Notes the online newspaper: “For the first time in 19 years, the entire state has been proclaimed 100% drought free. The fields are green, rivers are overflowing their banks and reservoirs are refilling.”
“In virtually every numerical sense,” adds the Denver Post, “Colorado’s mid-June snowpack (was) off the charts.”
It’s reason to celebrate, certainly. But before you uncork the champagne, consider this sobering fact: Experts warn that the state’s longtime struggle with drought is far from over. And climate change is exacerbating the problem.
In fact, Colorado River District engineers say it will take 8 to 13 years of snowpack equal to this year’s bounty to eliminate the effects of the previous drought, according to the Colorado Sun.
“This is a short-term boon, and we should be happy,” Andy Mueller, general manager of the Colorado River District, told the Sun. “But we’re not out of the woods yet.”
Experts predict that by 2050, Colorado’s population will double. Meanwhile, hotter temperatures mean snowpack melts earlier, causing less streamflow in winter and fall. The heat also causes water to evaporate faster, and stressed plants require more water.

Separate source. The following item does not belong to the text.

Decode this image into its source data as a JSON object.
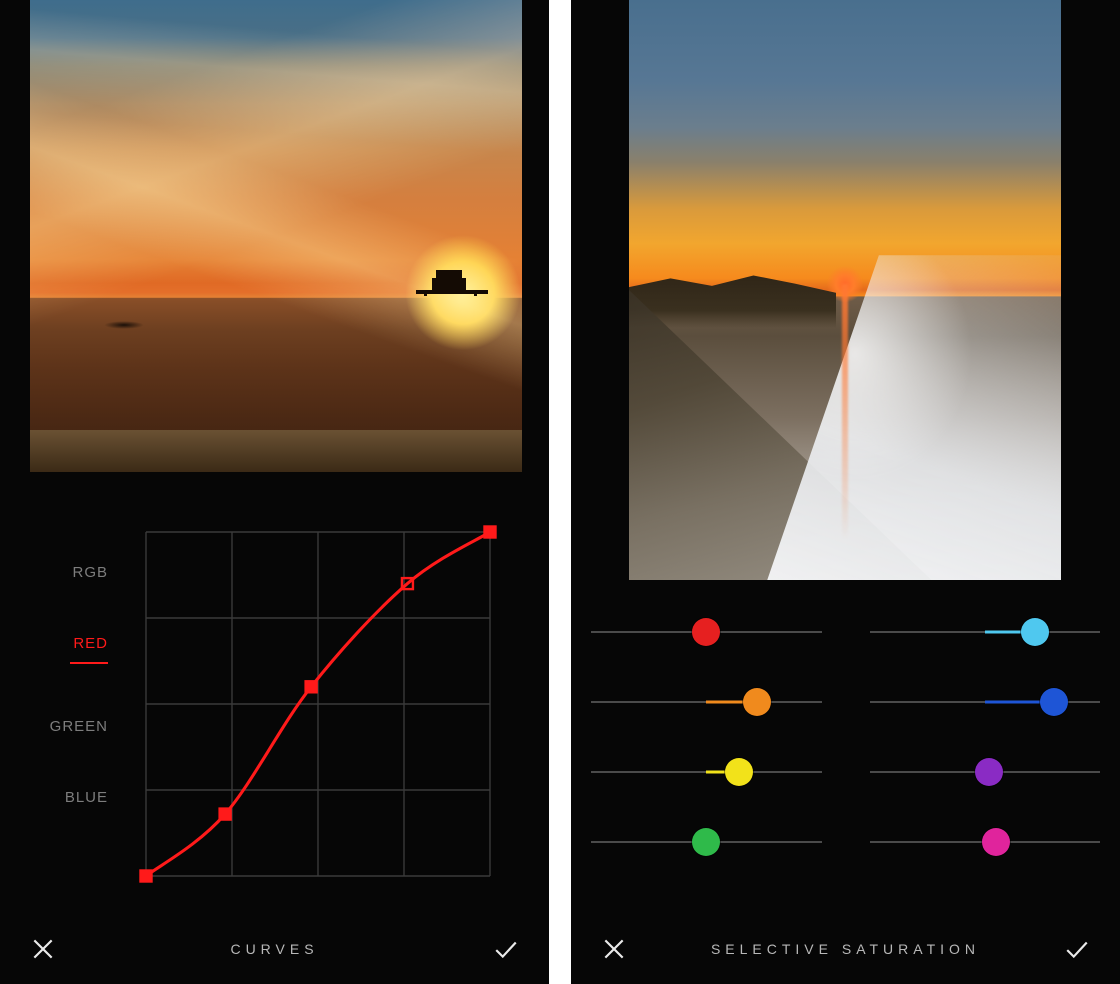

Anticipating these issues, a group of trade organizations, nonprofits and Colorado officials recently launched a campaign dubbed For the Love of Colorado. The awareness campaign will urge Coloradans to consider the state’s water future and the need to support Colorado’s Water Plan, which has outlined projects and ideas to help the state save 130 billion gallons of water each year, according to the Denver Post.
Additionally, the Post reports that officials plan to build several new reservoirs northeast of Denver to “capture more of the South Platte River’s Nebraska-bound water,” and direct it to metro suburbs.
While plans are in motion, however, the underlying message is clear: Our water woes haven’t dried up just yet.
“We were lucky this year,” Taryn Finnessey, Colorado’s senior climate change specialist, told the Sun. “But I don’t think that’s something that we can ever assume will happen again. So we need to be really wise stewards of our resources.”